## WHAT YOU WILL DO
Select every line containing the word "keypad" from the material, and copy those lines.

## DATA SUPPLIED
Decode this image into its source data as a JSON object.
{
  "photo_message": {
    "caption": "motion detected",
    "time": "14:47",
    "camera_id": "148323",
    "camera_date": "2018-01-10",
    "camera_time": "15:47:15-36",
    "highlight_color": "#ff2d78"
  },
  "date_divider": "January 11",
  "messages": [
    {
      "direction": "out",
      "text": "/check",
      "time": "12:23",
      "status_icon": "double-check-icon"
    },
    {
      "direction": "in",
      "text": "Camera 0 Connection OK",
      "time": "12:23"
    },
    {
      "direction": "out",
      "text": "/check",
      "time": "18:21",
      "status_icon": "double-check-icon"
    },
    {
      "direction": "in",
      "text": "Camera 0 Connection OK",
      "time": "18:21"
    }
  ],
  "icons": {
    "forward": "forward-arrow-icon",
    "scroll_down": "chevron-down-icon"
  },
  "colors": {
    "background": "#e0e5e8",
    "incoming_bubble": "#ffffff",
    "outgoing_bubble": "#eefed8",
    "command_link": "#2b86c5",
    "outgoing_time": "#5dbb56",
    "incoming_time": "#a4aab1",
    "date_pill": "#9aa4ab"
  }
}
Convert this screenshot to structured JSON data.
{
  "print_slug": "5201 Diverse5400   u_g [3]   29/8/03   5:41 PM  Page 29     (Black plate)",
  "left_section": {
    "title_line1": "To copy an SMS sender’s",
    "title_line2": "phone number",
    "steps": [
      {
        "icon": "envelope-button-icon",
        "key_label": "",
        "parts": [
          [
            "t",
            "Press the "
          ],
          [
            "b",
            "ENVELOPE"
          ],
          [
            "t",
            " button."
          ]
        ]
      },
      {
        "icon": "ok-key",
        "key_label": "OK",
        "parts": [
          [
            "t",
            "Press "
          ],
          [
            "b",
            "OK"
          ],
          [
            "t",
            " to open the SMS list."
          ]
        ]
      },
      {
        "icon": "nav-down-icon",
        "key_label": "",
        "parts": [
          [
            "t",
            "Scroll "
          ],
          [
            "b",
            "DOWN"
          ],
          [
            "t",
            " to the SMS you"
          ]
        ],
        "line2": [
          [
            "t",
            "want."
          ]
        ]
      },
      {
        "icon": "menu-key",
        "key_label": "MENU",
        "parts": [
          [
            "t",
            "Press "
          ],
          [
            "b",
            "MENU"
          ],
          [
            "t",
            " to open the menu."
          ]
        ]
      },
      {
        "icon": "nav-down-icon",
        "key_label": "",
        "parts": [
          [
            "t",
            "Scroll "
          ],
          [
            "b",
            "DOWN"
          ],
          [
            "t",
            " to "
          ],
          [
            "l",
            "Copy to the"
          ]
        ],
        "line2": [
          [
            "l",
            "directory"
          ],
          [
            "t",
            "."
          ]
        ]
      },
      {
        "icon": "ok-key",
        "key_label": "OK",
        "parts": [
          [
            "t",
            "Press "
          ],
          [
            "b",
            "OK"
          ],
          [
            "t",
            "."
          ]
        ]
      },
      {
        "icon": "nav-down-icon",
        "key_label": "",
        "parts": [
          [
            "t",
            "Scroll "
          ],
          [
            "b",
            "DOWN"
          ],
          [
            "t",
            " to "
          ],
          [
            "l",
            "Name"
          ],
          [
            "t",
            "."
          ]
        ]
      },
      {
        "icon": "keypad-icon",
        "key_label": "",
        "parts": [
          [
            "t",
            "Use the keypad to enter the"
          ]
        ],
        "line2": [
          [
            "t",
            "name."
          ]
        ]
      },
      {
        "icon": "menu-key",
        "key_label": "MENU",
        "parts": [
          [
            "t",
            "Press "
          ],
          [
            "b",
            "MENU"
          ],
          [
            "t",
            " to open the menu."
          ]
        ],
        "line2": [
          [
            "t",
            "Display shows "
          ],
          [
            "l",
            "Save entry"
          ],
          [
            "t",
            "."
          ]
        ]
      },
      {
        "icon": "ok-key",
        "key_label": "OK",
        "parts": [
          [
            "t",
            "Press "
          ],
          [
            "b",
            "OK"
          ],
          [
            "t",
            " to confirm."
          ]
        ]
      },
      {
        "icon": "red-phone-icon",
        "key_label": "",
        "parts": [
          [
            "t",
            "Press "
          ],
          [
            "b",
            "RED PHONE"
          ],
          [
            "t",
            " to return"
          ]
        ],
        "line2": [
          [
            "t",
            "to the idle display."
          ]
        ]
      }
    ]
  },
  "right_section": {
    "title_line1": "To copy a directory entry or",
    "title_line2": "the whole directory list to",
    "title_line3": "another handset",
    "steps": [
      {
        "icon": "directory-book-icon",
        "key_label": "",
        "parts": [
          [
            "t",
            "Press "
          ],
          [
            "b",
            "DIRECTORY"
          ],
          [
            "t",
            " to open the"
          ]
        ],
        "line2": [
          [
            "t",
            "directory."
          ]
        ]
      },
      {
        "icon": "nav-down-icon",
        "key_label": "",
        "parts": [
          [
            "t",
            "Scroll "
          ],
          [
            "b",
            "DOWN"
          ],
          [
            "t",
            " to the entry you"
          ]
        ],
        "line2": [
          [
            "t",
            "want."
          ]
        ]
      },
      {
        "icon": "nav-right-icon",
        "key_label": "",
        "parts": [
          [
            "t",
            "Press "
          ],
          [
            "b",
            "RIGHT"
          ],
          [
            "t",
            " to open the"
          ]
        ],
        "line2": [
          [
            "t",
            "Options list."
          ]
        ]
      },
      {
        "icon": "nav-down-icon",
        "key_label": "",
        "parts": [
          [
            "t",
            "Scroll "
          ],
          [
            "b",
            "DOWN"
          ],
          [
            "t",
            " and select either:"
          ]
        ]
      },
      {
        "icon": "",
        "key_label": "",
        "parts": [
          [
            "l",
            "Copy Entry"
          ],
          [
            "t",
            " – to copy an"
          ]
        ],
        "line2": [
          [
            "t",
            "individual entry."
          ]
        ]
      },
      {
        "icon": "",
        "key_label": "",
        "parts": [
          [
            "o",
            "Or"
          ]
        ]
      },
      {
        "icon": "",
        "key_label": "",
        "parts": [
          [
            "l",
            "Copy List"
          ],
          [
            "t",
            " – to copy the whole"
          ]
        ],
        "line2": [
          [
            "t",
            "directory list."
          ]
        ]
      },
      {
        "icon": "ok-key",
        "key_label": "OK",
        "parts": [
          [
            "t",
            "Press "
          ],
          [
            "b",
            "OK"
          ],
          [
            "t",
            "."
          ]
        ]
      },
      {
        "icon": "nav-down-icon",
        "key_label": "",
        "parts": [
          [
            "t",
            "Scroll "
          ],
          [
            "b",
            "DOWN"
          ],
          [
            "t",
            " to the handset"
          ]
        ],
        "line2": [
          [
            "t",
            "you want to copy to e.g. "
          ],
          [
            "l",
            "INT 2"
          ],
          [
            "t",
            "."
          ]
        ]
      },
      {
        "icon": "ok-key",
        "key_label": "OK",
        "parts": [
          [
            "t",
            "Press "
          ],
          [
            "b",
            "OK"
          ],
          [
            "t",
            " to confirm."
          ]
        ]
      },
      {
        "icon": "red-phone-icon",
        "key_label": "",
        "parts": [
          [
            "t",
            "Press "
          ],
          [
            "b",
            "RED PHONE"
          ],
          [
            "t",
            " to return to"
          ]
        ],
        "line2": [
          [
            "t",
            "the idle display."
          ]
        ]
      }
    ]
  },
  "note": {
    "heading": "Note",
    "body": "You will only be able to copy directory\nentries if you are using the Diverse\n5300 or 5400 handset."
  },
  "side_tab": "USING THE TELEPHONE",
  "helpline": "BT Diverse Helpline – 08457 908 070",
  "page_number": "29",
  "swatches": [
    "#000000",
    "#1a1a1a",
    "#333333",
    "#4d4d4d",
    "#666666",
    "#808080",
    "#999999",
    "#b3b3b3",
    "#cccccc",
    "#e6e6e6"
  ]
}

## RESULT OF THE TASK
        "icon": "keypad-icon",
            "Use the keypad to enter the"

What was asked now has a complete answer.